**Problem statement**
Would you reproduce the whole listing exactly, minus its images?

**The data**
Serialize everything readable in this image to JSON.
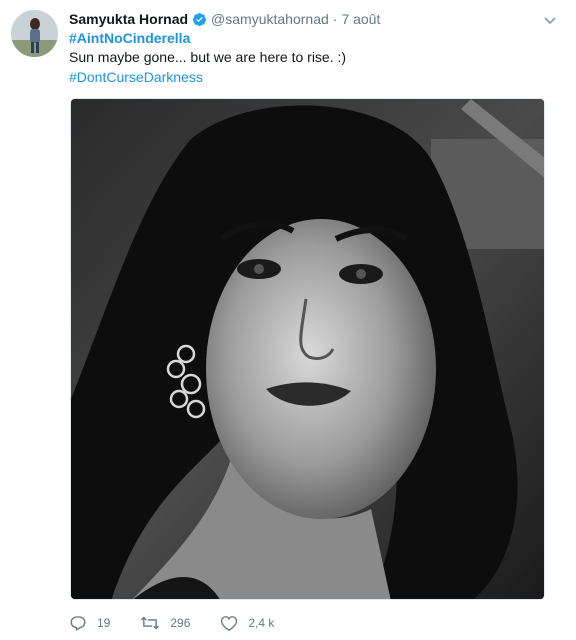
{
  "tweet": {
    "author_name": "Samyukta Hornad",
    "handle": "@samyuktahornad",
    "separator": "·",
    "date": "7 août",
    "hashtag_1": "#AintNoCinderella",
    "text": "Sun maybe gone... but we are here to rise. :)",
    "hashtag_2": "#DontCurseDarkness"
  },
  "actions": {
    "reply_count": "19",
    "retweet_count": "296",
    "like_count": "2,4 k"
  },
  "icons": {
    "verified": "verified-badge-icon",
    "caret": "chevron-down-icon",
    "reply": "reply-icon",
    "retweet": "retweet-icon",
    "like": "heart-icon"
  },
  "colors": {
    "link": "#1b95e0",
    "muted": "#657786",
    "text": "#14171a"
  }
}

**Output of the exercise**
Serialize everything readable in this image to JSON.
{
  "tweet": {
    "author_name": "Samyukta Hornad",
    "handle": "@samyuktahornad",
    "separator": "·",
    "date": "7 août",
    "hashtag_1": "#AintNoCinderella",
    "text": "Sun maybe gone... but we are here to rise. :)",
    "hashtag_2": "#DontCurseDarkness"
  },
  "actions": {
    "reply_count": "19",
    "retweet_count": "296",
    "like_count": "2,4 k"
  },
  "icons": {
    "verified": "verified-badge-icon",
    "caret": "chevron-down-icon",
    "reply": "reply-icon",
    "retweet": "retweet-icon",
    "like": "heart-icon"
  },
  "colors": {
    "link": "#1b95e0",
    "muted": "#657786",
    "text": "#14171a"
  }
}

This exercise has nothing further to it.